What is your return expectation? If it is “as much gains as I can make,” then you are not approaching it clearly. Is your desired return even conceivable given your amount of trading capital (read: “risk capital)?
For example, imagine gaining or losing $1,000 on a single trade. Is that a large figure? It depends:
- If you have a $100,000 trading account, you would have made or lost 1%.
- If you have a $5,000 account, you might have made or lost 20%, which is a relatively large figure (if you profited, did you risk too much to gain that profit; if you lost money, perhaps you should have traded smaller).
Do you have a loss limit per trade, per day, per week, per month?
How much loss is too much? For instance, is a 2% loss per trade too large? What if your method trades 5 times a day? Are you comfortable losing more than 10% in a given day?
Or if you are a swing trader who holds positions for a period of days, how much can you afford to lose in a week or a month–4%, 6%, 10%?

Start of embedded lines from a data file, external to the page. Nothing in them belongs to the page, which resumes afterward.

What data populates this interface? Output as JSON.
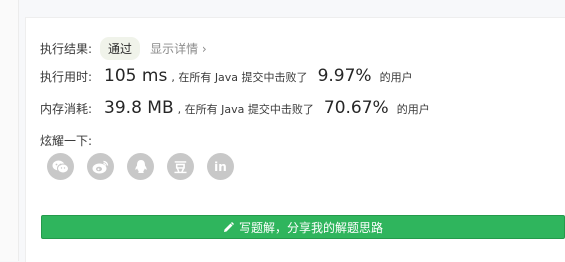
{
  "result": {
    "label": "执行结果:",
    "status": "通过",
    "details": "显示详情 ›"
  },
  "runtime": {
    "label": "执行用时:",
    "value": "105 ms",
    "beat_text": ", 在所有 Java 提交中击败了",
    "percent": "9.97%",
    "users_text": "的用户"
  },
  "memory": {
    "label": "内存消耗:",
    "value": "39.8 MB",
    "beat_text": ", 在所有 Java 提交中击败了",
    "percent": "70.67%",
    "users_text": "的用户"
  },
  "share": {
    "label": "炫耀一下:",
    "icons": [
      "wechat-icon",
      "weibo-icon",
      "qq-icon",
      "douban-icon",
      "linkedin-icon"
    ],
    "douban_glyph": "豆",
    "linkedin_glyph": "in"
  },
  "write_button": {
    "label": "写题解，分享我的解题思路",
    "icon": "pencil-icon"
  },
  "colors": {
    "accent_green": "#2fb55d",
    "icon_gray": "#c8c8c8"
  }
}
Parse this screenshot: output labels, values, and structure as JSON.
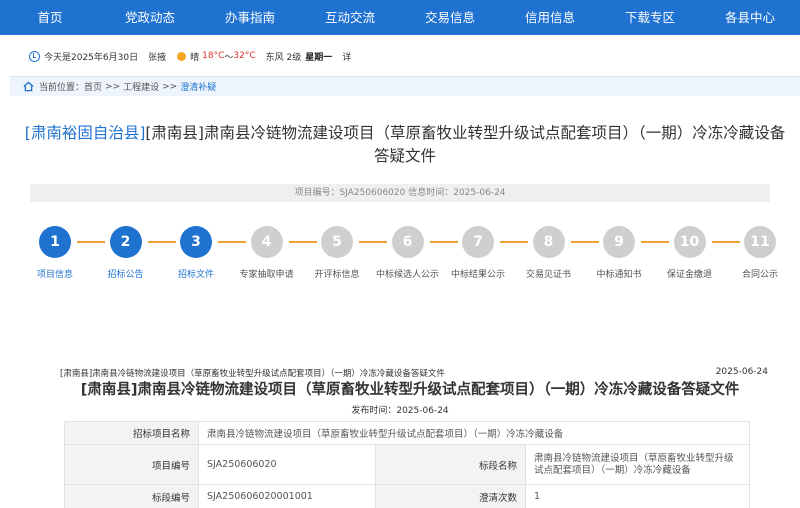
{
  "nav": {
    "items": [
      "首页",
      "党政动态",
      "办事指南",
      "互动交流",
      "交易信息",
      "信用信息",
      "下载专区",
      "各县中心"
    ]
  },
  "info": {
    "date_text": "今天是2025年6月30日",
    "location": "张掖",
    "weather": "晴",
    "temp_low": "18°C",
    "temp_sep": "～",
    "temp_high": "32°C",
    "wind": "东风 2级",
    "weekday": "星期一",
    "detail": "详"
  },
  "breadcrumb": {
    "prefix": "当前位置：",
    "home": "首页",
    "sep": ">>",
    "category": "工程建设",
    "current": "澄清补疑"
  },
  "page": {
    "region_tag": "[肃南裕固自治县]",
    "title": "[肃南县]肃南县冷链物流建设项目（草原畜牧业转型升级试点配套项目）（一期）冷冻冷藏设备答疑文件",
    "meta": "项目编号：SJA250606020  信息时间：2025-06-24"
  },
  "steps": [
    {
      "num": "1",
      "label": "项目信息",
      "active": true
    },
    {
      "num": "2",
      "label": "招标公告",
      "active": true
    },
    {
      "num": "3",
      "label": "招标文件",
      "active": true
    },
    {
      "num": "4",
      "label": "专家抽取申请",
      "active": false
    },
    {
      "num": "5",
      "label": "开评标信息",
      "active": false
    },
    {
      "num": "6",
      "label": "中标候选人公示",
      "active": false
    },
    {
      "num": "7",
      "label": "中标结果公示",
      "active": false
    },
    {
      "num": "8",
      "label": "交易见证书",
      "active": false
    },
    {
      "num": "9",
      "label": "中标通知书",
      "active": false
    },
    {
      "num": "10",
      "label": "保证金缴退",
      "active": false
    },
    {
      "num": "11",
      "label": "合同公示",
      "active": false
    }
  ],
  "doc": {
    "small_title": "[肃南县]肃南县冷链物流建设项目（草原畜牧业转型升级试点配套项目）（一期）冷冻冷藏设备答疑文件",
    "date": "2025-06-24",
    "title": "[肃南县]肃南县冷链物流建设项目（草原畜牧业转型升级试点配套项目）（一期）冷冻冷藏设备答疑文件",
    "published": "发布时间：2025-06-24"
  },
  "table": {
    "project_name_label": "招标项目名称",
    "project_name": "肃南县冷链物流建设项目（草原畜牧业转型升级试点配套项目）（一期）冷冻冷藏设备",
    "project_no_label": "项目编号",
    "project_no": "SJA250606020",
    "section_name_label": "标段名称",
    "section_name": "肃南县冷链物流建设项目（草原畜牧业转型升级试点配套项目）（一期）冷冻冷藏设备",
    "section_no_label": "标段编号",
    "section_no": "SJA250606020001001",
    "clarify_count_label": "澄清次数",
    "clarify_count": "1"
  },
  "colors": {
    "brand": "#1f72cf",
    "step_connector": "#f0a030",
    "step_inactive": "#cfcfcf",
    "temp_text": "#e0332d"
  }
}
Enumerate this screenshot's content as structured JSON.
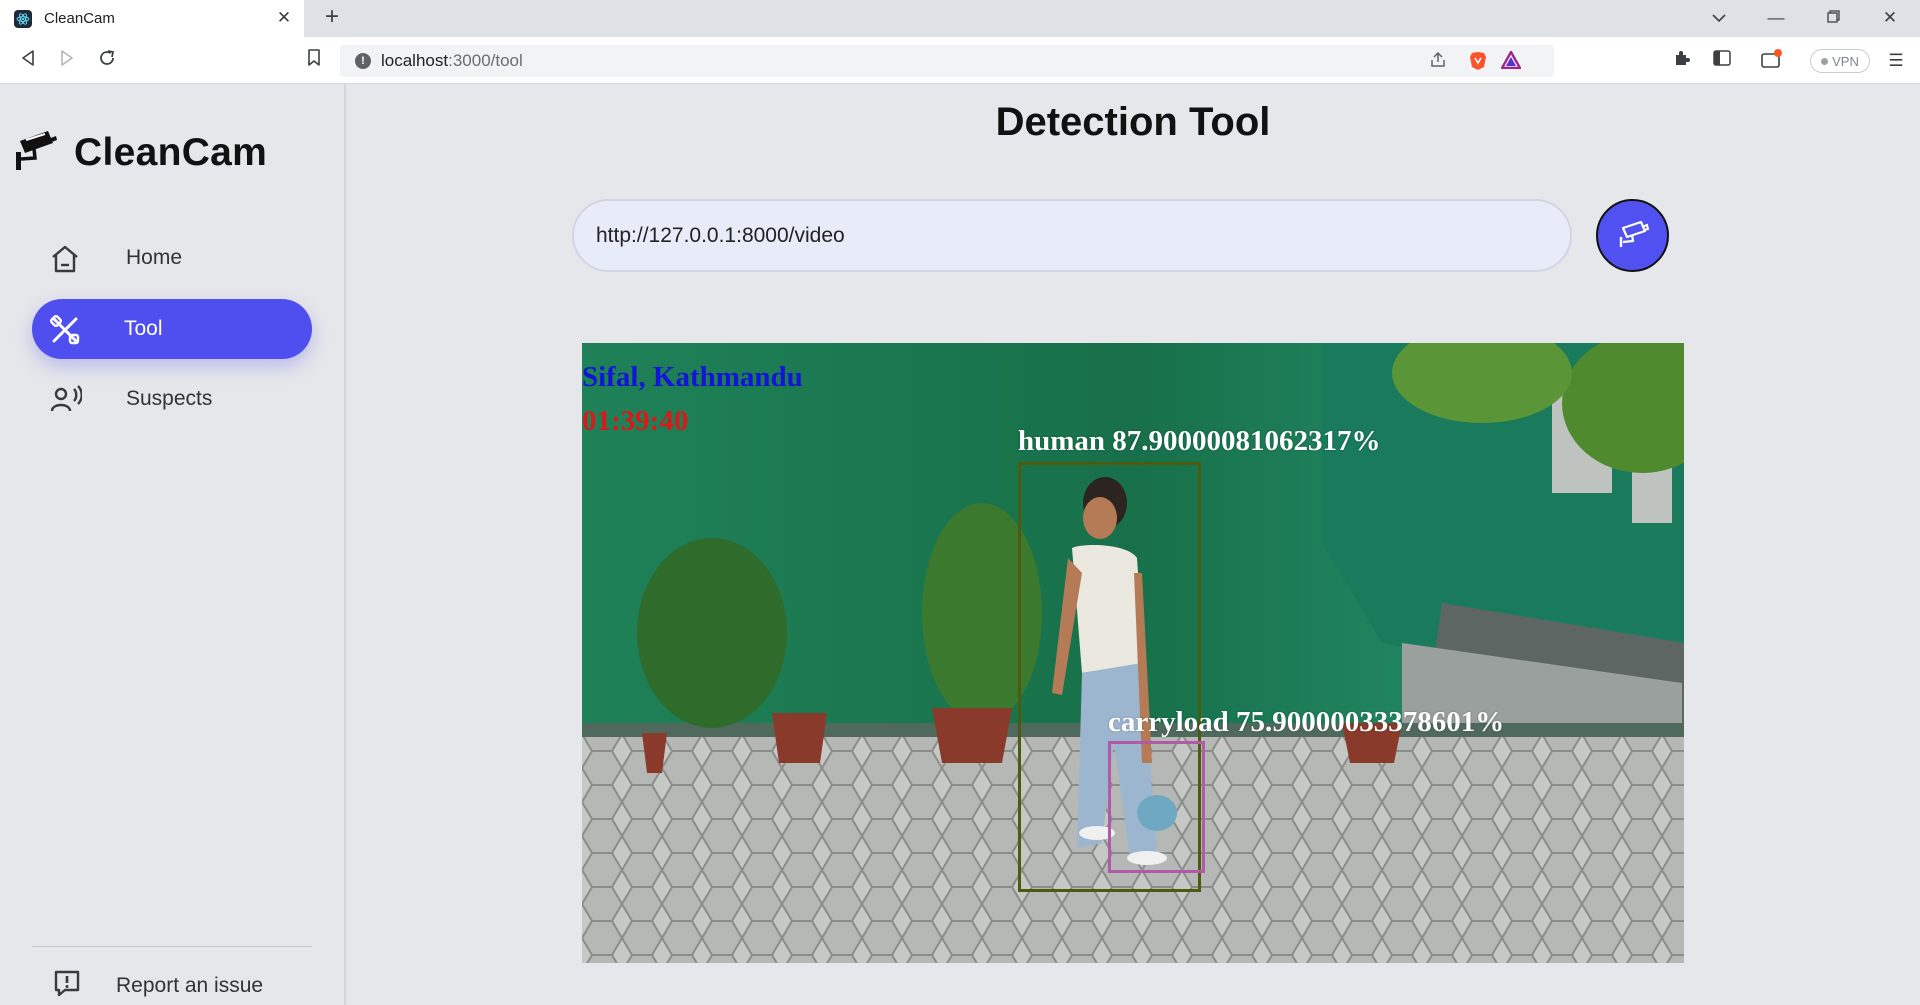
{
  "browser": {
    "tab_title": "CleanCam",
    "url_host": "localhost",
    "url_path": ":3000/tool",
    "vpn_label": "VPN"
  },
  "sidebar": {
    "brand": "CleanCam",
    "items": [
      {
        "label": "Home",
        "icon": "home-icon",
        "active": false
      },
      {
        "label": "Tool",
        "icon": "tool-icon",
        "active": true
      },
      {
        "label": "Suspects",
        "icon": "suspects-icon",
        "active": false
      }
    ],
    "report_label": "Report an issue"
  },
  "main": {
    "title": "Detection Tool",
    "stream_url": "http://127.0.0.1:8000/video",
    "video": {
      "location": "Sifal, Kathmandu",
      "timestamp": "01:39:40",
      "detections": [
        {
          "label": "human  87.90000081062317%",
          "color": "#4d5a10"
        },
        {
          "label": "carryload  75.90000033378601%",
          "color": "#b05aa8"
        }
      ]
    }
  },
  "colors": {
    "accent": "#4f4ff0",
    "location_text": "#1414d8",
    "timestamp_text": "#d81a1a"
  }
}
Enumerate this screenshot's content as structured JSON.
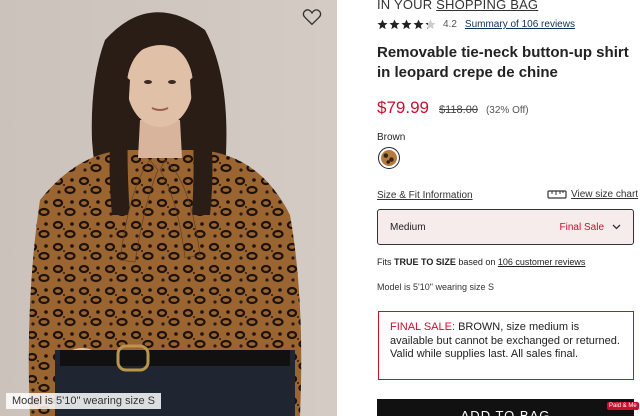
{
  "photo": {
    "caption": "Model is 5'10\" wearing size S",
    "heart_icon": "heart-outline-icon"
  },
  "header": {
    "eyebrow_prefix": "IN YOUR ",
    "eyebrow_link": "SHOPPING BAG"
  },
  "rating": {
    "value": "4.2",
    "stars": 4.2,
    "summary_link": "Summary of 106 reviews"
  },
  "product": {
    "title": "Removable tie-neck button-up shirt in leopard crepe de chine",
    "price": "$79.99",
    "original_price": "$118.00",
    "discount": "(32% Off)"
  },
  "color": {
    "label": "Brown"
  },
  "size": {
    "fit_link": "Size & Fit Information",
    "chart_link": "View size chart",
    "selected": "Medium",
    "final_sale": "Final Sale"
  },
  "fit_note": {
    "prefix": "Fits ",
    "bold": "TRUE TO SIZE",
    "middle": " based on ",
    "link": "106 customer reviews"
  },
  "model_note": "Model is 5'10\" wearing size S",
  "final_sale_box": {
    "label": "FINAL SALE:",
    "text": " BROWN, size medium is available but cannot be exchanged or returned. Valid while supplies last. All sales final."
  },
  "cta": {
    "add_to_bag": "ADD TO BAG"
  },
  "badge": {
    "text": "Paid & Me"
  },
  "colors": {
    "accent_red": "#c8102e",
    "select_bg": "#f6ecec",
    "button_bg": "#111111"
  }
}
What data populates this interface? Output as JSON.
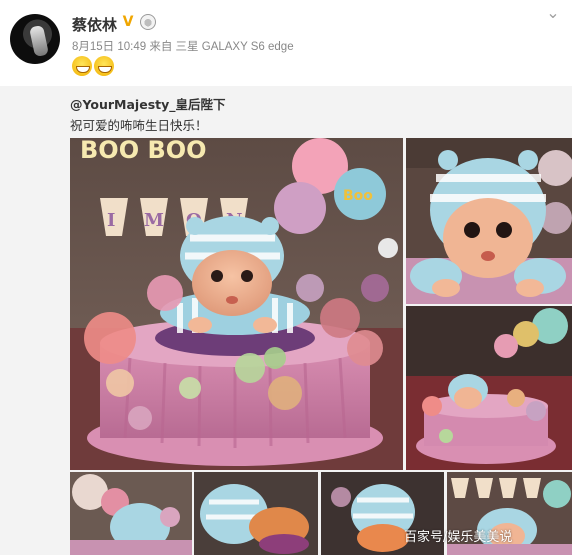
{
  "post": {
    "username": "蔡依林",
    "verified_icon": "v-badge-icon",
    "vip_icon": "vip-medal-icon",
    "meta": "8月15日 10:49 来自 三星 GALAXY S6 edge",
    "emojis": [
      "grin-emoji",
      "grin-emoji"
    ],
    "menu_icon": "chevron-down-icon"
  },
  "repost": {
    "user": "@YourMajesty_皇后陛下",
    "text": "祝可爱的咘咘生日快乐！"
  },
  "photos": [
    {
      "name": "cake-baby-main"
    },
    {
      "name": "cake-baby-closeup"
    },
    {
      "name": "cake-party-room"
    },
    {
      "name": "cake-thumb-1"
    },
    {
      "name": "cake-thumb-2"
    },
    {
      "name": "cake-thumb-3"
    },
    {
      "name": "cake-thumb-4"
    }
  ],
  "decor": {
    "banner": "I M O N",
    "balloon_label": "Boo",
    "sign_text": "BOO BOO"
  },
  "watermark": "百家号/娱乐美美说",
  "colors": {
    "username": "#333333",
    "meta": "#888888",
    "repost_bg": "#f3f3f3",
    "badge": "#f0a600"
  }
}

Or perhaps your loss limit is not a percentage amount but a dollar amount, say a loss limit of $500 per day. If you have a $100K account, then your loss limit equivalent to -0.5% per day. But if you have a small $2k account balance, then you are risking -25% in one day which might be exorbitant!
Your preferred loss limit is up to you, as it is determined by your own financial goals, risk tolerance, and size of risk capital.
Does your preferred trading method or system match your expected returns and loss limit?
If you plan on trading a “scalping” system, one that trades 10 times per day with an expected stop loss of -$100 per trade, and if you have a $1,000 account, then realistically, you might not make it to the end of the day if you come across a losing streak.
If you trade with a $100,000 account, then you at least have enough capital to trade such a system. It’s common sense. Make sure you have enough funds to trade.
Do you understand the expected returns and limitations of a method or system?
Past performance is not indicative of future returns. No method can trade every single market condition. Some methods can stop working altogether for an extended period of time, or perhaps even permanently.
Understand your method/system well enough to know when to keep going and when to halt trading. Don’t just blindly “stick to your system.” If you are loyal to your system, know that there is no system that can possibly be loyal to you.
Remember, approach your trading from a strategic top-down perspective. Don’t just jump in and start trading, hoping that it all works out.
If you need more guidance on this matter, contact one of our brokers. We are experienced professionals who can help you better understand the risks of trading. And remember that to trade is to directly engage risk. So, trade wisely!
There is a substantial risk of loss in trading futures, options and forex. Past performance is not necessarily indicative of future results.